US IMPOSES SANCTIONS ON INDIAN COMPANY
In what is likely the first action against an Indian company for allegedly dealing in Iranian petroleum products, the US Treasury Department has imposed sanctions on Mumbai-based Tibalaji Petrochem Private Limited.
New York: In what is likely the first action against an Indian company for allegedly dealing in Iranian petroleum products, the US Treasury Department has imposed sanctions on Mumbai-based Tibalaji Petrochem Private Limited. In September the Department said that the company “purchased millions of dollars worth” petrochemical products, for “onward shipment to China”. The company was one of eight that were hit in the latest round of sanctions. The others are located in the United Arab Emirates (UAE), Hong Kong and China.
The sanctions came shortly after India’s External Affairs Minister S. Jaishankar wrapped up his visit to Washington where he met several top officials, including Secretaries Antony Blinken of State, Lloyd Austin of Defence and Gail Raimondo of Commerce, and National Security Adviser Jake Sullivan.
When asked by a reporter at a briefing if the Iran sanctions came in Jaishankar’s meeting with Blinken, State Department Deputy Spokesperson Dev Patel said they had nothing beyond what they had said at their news conference.
India has abided by the sanctions imposed by the US on Tehran and its companies have refrained from importing petroleum products from Iran.
The alleged deals made by Tibalaji, which describes itself on its website as a “growing petrochemical trading company”, do not appear to be for importing Iranian material to India, but rather for China.

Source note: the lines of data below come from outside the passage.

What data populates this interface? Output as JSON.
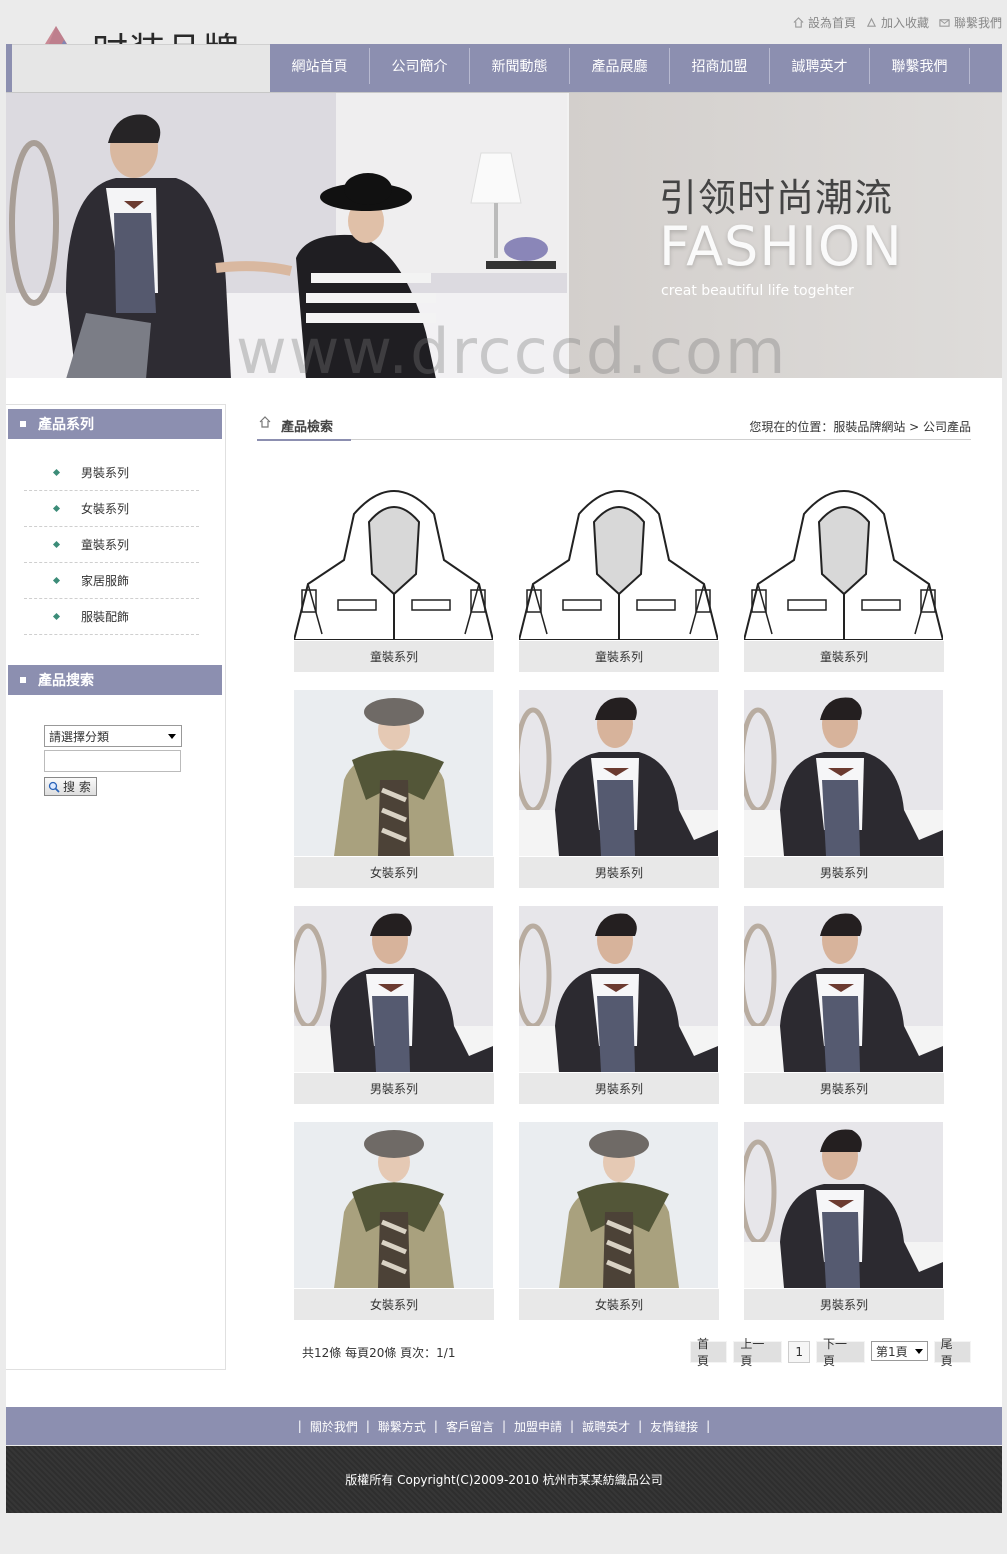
{
  "header": {
    "logo_text": "时装品牌",
    "top_links": [
      "設為首頁",
      "加入收藏",
      "聯繫我們"
    ]
  },
  "nav": [
    "網站首頁",
    "公司簡介",
    "新聞動態",
    "產品展廳",
    "招商加盟",
    "誠聘英才",
    "聯繫我們"
  ],
  "banner": {
    "slogan_cn": "引领时尚潮流",
    "slogan_en": "FASHION",
    "slogan_sub": "creat beautiful life togehter",
    "watermark": "www.drcccd.com"
  },
  "sidebar": {
    "category_title": "產品系列",
    "categories": [
      "男裝系列",
      "女裝系列",
      "童裝系列",
      "家居服飾",
      "服裝配飾"
    ],
    "search_title": "產品搜索",
    "select_placeholder": "請選擇分類",
    "search_button": "搜 索"
  },
  "main": {
    "title": "產品檢索",
    "breadcrumb": "您現在的位置：服裝品牌網站 > 公司產品"
  },
  "products": [
    {
      "caption": "童裝系列",
      "kind": "sketch"
    },
    {
      "caption": "童裝系列",
      "kind": "sketch"
    },
    {
      "caption": "童裝系列",
      "kind": "sketch"
    },
    {
      "caption": "女裝系列",
      "kind": "woman"
    },
    {
      "caption": "男裝系列",
      "kind": "man"
    },
    {
      "caption": "男裝系列",
      "kind": "man"
    },
    {
      "caption": "男裝系列",
      "kind": "man"
    },
    {
      "caption": "男裝系列",
      "kind": "man"
    },
    {
      "caption": "男裝系列",
      "kind": "man"
    },
    {
      "caption": "女裝系列",
      "kind": "woman"
    },
    {
      "caption": "女裝系列",
      "kind": "woman"
    },
    {
      "caption": "男裝系列",
      "kind": "man"
    }
  ],
  "pager": {
    "info": "共12條 每頁20條 頁次：1/1",
    "first": "首頁",
    "prev": "上一頁",
    "current": "1",
    "next": "下一頁",
    "select": "第1頁",
    "last": "尾頁"
  },
  "footer": {
    "links": [
      "關於我們",
      "聯繫方式",
      "客戶留言",
      "加盟申請",
      "誠聘英才",
      "友情鏈接"
    ],
    "copyright": "版權所有 Copyright(C)2009-2010 杭州市某某紡織品公司"
  },
  "colors": {
    "accent": "#8c8fb0",
    "footer_dark": "#333333"
  }
}
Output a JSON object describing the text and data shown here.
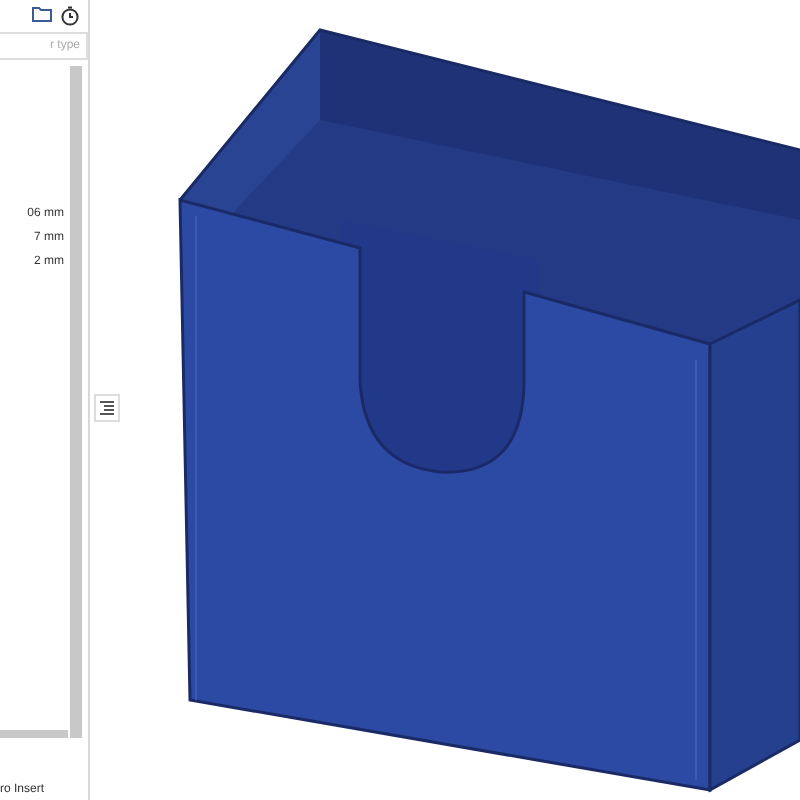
{
  "panel": {
    "search": {
      "placeholder": "r type"
    },
    "measures": [
      "06 mm",
      "7 mm",
      "2 mm"
    ],
    "footer": "ro Insert"
  }
}
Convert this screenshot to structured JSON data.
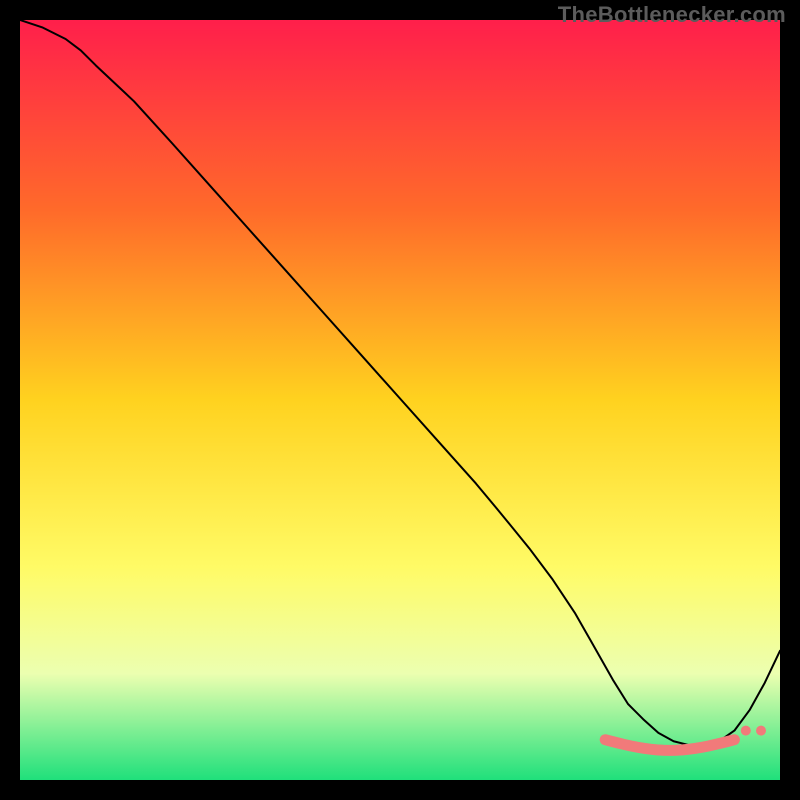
{
  "watermark": "TheBottlenecker.com",
  "chart_data": {
    "type": "line",
    "title": "",
    "xlabel": "",
    "ylabel": "",
    "xlim": [
      0,
      100
    ],
    "ylim": [
      0,
      100
    ],
    "background_gradient_stops": [
      {
        "offset": 0,
        "color": "#ff1f4b"
      },
      {
        "offset": 25,
        "color": "#ff6a2a"
      },
      {
        "offset": 50,
        "color": "#ffd21f"
      },
      {
        "offset": 72,
        "color": "#fffb66"
      },
      {
        "offset": 86,
        "color": "#ecffb0"
      },
      {
        "offset": 100,
        "color": "#1fe07b"
      }
    ],
    "series": [
      {
        "name": "bottleneck-curve",
        "color": "#000000",
        "stroke_width": 2,
        "x": [
          0,
          3,
          6,
          8,
          10,
          15,
          20,
          25,
          30,
          35,
          40,
          45,
          50,
          55,
          60,
          63,
          67,
          70,
          73,
          75,
          78,
          80,
          82,
          84,
          86,
          88,
          90,
          92,
          94,
          96,
          98,
          100
        ],
        "y": [
          100,
          99,
          97.5,
          96,
          94,
          89.3,
          83.8,
          78.2,
          72.6,
          67,
          61.4,
          55.8,
          50.2,
          44.6,
          39,
          35.4,
          30.5,
          26.5,
          22,
          18.5,
          13.2,
          10,
          8,
          6.2,
          5.1,
          4.6,
          4.6,
          5.1,
          6.5,
          9.2,
          12.8,
          17
        ]
      },
      {
        "name": "highlight-band",
        "color": "#f17a7a",
        "type": "marker-band",
        "x_start": 77,
        "x_end": 94,
        "y_level": 5.3
      }
    ]
  }
}
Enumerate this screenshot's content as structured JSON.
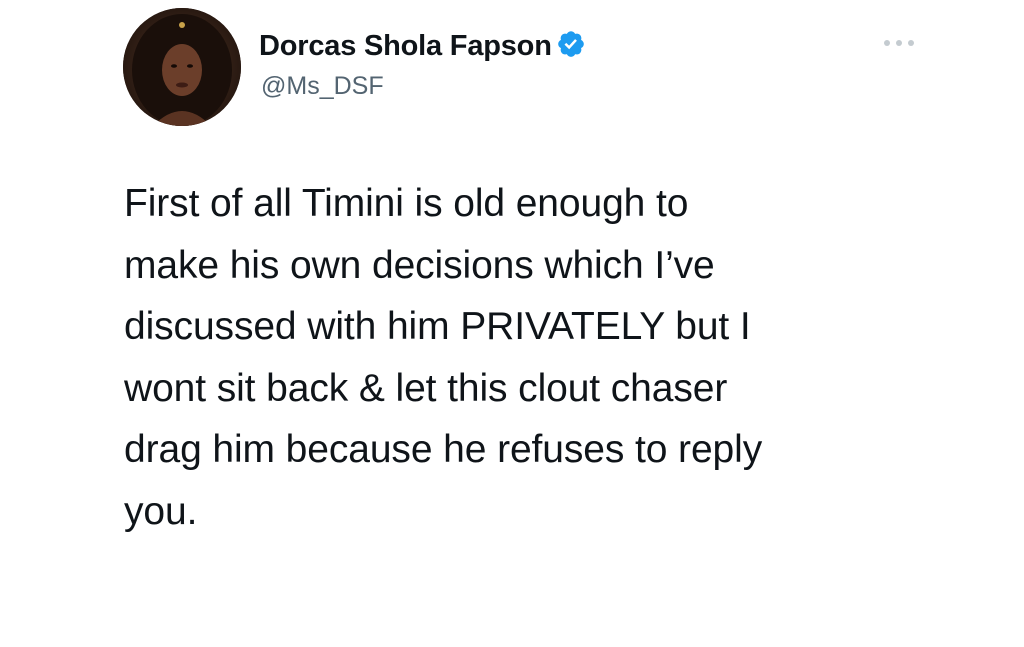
{
  "author": {
    "display_name": "Dorcas Shola Fapson",
    "handle": "@Ms_DSF",
    "verified": true,
    "avatar_icon": "profile-photo"
  },
  "tweet": {
    "lines": [
      "First of all Timini is old enough to",
      "make his own decisions which I’ve",
      "discussed with him PRIVATELY but I",
      "wont sit back & let this clout chaser",
      "drag him because he refuses to reply",
      "you."
    ]
  },
  "icons": {
    "more": "more-options-icon",
    "verified": "verified-badge-icon"
  },
  "colors": {
    "text": "#0f1419",
    "secondary_text": "#536471",
    "verified_blue": "#1d9bf0",
    "background": "#ffffff"
  }
}
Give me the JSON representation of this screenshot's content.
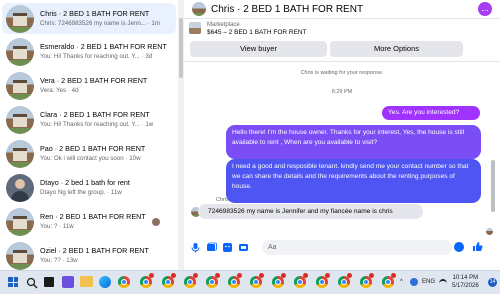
{
  "conversations": [
    {
      "title": "Chris · 2 BED 1 BATH FOR RENT",
      "preview": "Chris: 7246983526 my name is Jenn... · 1m",
      "active": true
    },
    {
      "title": "Esmeraldo · 2 BED 1 BATH FOR RENT",
      "preview": "You: Hi! Thanks for reaching out. Y... · 3d"
    },
    {
      "title": "Vera · 2 BED 1 BATH FOR RENT",
      "preview": "Vera: Yes · 4d"
    },
    {
      "title": "Clara · 2 BED 1 BATH FOR RENT",
      "preview": "You: Hi! Thanks for reaching out. Y... · 1w"
    },
    {
      "title": "Pao · 2 BED 1 BATH FOR RENT",
      "preview": "You: Ok i will contact you soon · 10w"
    },
    {
      "title": "Dtayo · 2 bed 1 bath for rent",
      "preview": "Dtayo Ng left the group. · 11w"
    },
    {
      "title": "Ren · 2 BED 1 BATH FOR RENT",
      "preview": "You: ? · 11w"
    },
    {
      "title": "Oziel · 2 BED 1 BATH FOR RENT",
      "preview": "You: ?? · 13w"
    }
  ],
  "chat": {
    "name": "Chris · 2 BED 1 BATH FOR RENT",
    "menu_label": "..."
  },
  "marketplace": {
    "label": "Marketplace",
    "price_title": "$645 – 2 BED 1 BATH FOR RENT",
    "view_buyer": "View buyer",
    "more_options": "More Options"
  },
  "messages": {
    "waiting_notice": "Chris is waiting for your response.",
    "time": "6:29 PM",
    "out1": "Yes. Are you interested?",
    "out2": "Hello there! I'm the house owner. Thanks for your interest, Yes, the house is still available to rent , When are you available to visit?",
    "out3": "I need a good and resposible tenant.  kindly send me your contact number so that we can share the details and the requirements about the renting purposes of house.",
    "sender": "Chris",
    "in1": "7246983526 my name is Jennifer and my fiancée name is chris"
  },
  "composer": {
    "placeholder": "Aa",
    "icons": [
      "mic-icon",
      "photo-icon",
      "sticker-icon",
      "gif-icon",
      "emoji-icon",
      "like-icon"
    ]
  },
  "taskbar": {
    "language": "ENG",
    "time": "10:14 PM",
    "date": "5/17/2026",
    "notifications": "14"
  },
  "colors": {
    "accent": "#0866ff",
    "bubble_purple": "#a033ff",
    "bubble_violet": "#7a4df5",
    "bubble_blue": "#4e55f2"
  }
}
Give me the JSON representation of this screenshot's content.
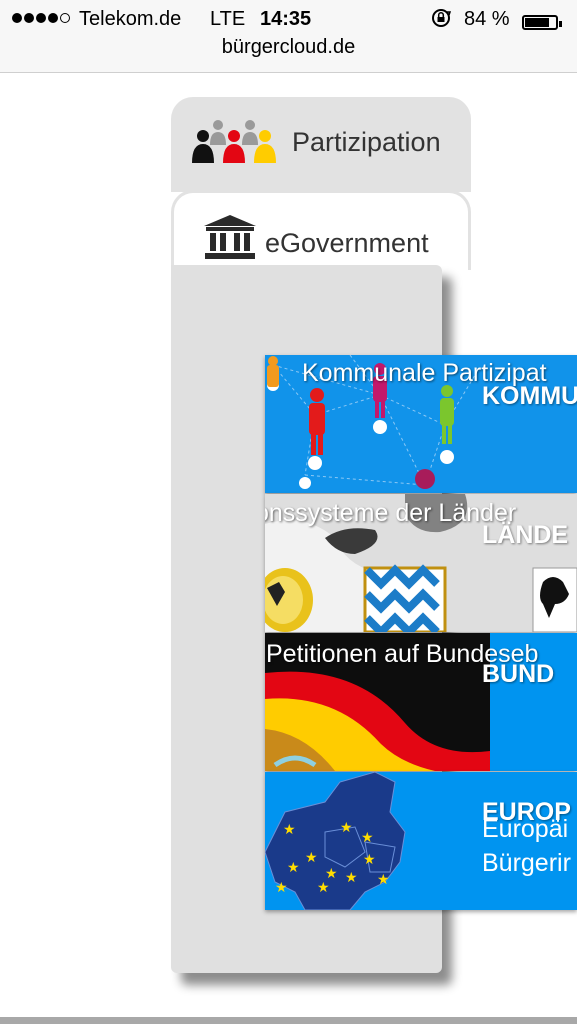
{
  "status_bar": {
    "carrier": "Telekom.de",
    "network": "LTE",
    "time": "14:35",
    "battery_text": "84 %",
    "battery_level": 0.84,
    "icons": [
      "signal-dots-icon",
      "rotation-lock-icon",
      "battery-icon"
    ]
  },
  "browser": {
    "url": "bürgercloud.de"
  },
  "tabs": [
    {
      "label": "Partizipation",
      "icon": "people-group-icon"
    },
    {
      "label": "eGovernment",
      "icon": "government-building-icon"
    }
  ],
  "tiles": [
    {
      "overlay": "Kommunale Partizipat",
      "heading": "KOMMU"
    },
    {
      "overlay": "onssysteme der Länder",
      "heading": "LÄNDE"
    },
    {
      "overlay": "Petitionen auf Bundeseb",
      "heading": "BUND"
    },
    {
      "heading": "EUROP",
      "line1": "Europäi",
      "line2": "Bürgerir"
    }
  ],
  "colors": {
    "tile_blue": "#0094f0",
    "panel_gray": "#e0e0e0",
    "german_black": "#111111",
    "german_red": "#e30613",
    "german_gold": "#ffcc00"
  }
}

Most of the US sanctions were lifted after Iran reached an agreement with the five permanent members of the UN Security Council and Germany in 2015 to curtail its nuclear programme capable of weaponizing it.
But they were reimposed after former US President Donald Trump withdrew from the deal and Tehran restarted its nuclear weapons-capable programme. “The US is committed to severely restricting Iran’s illicit oil and petrochemical sales,” said Under Secretary of the Treasury for Terrorism and Financial Intelligence Brian Nelson.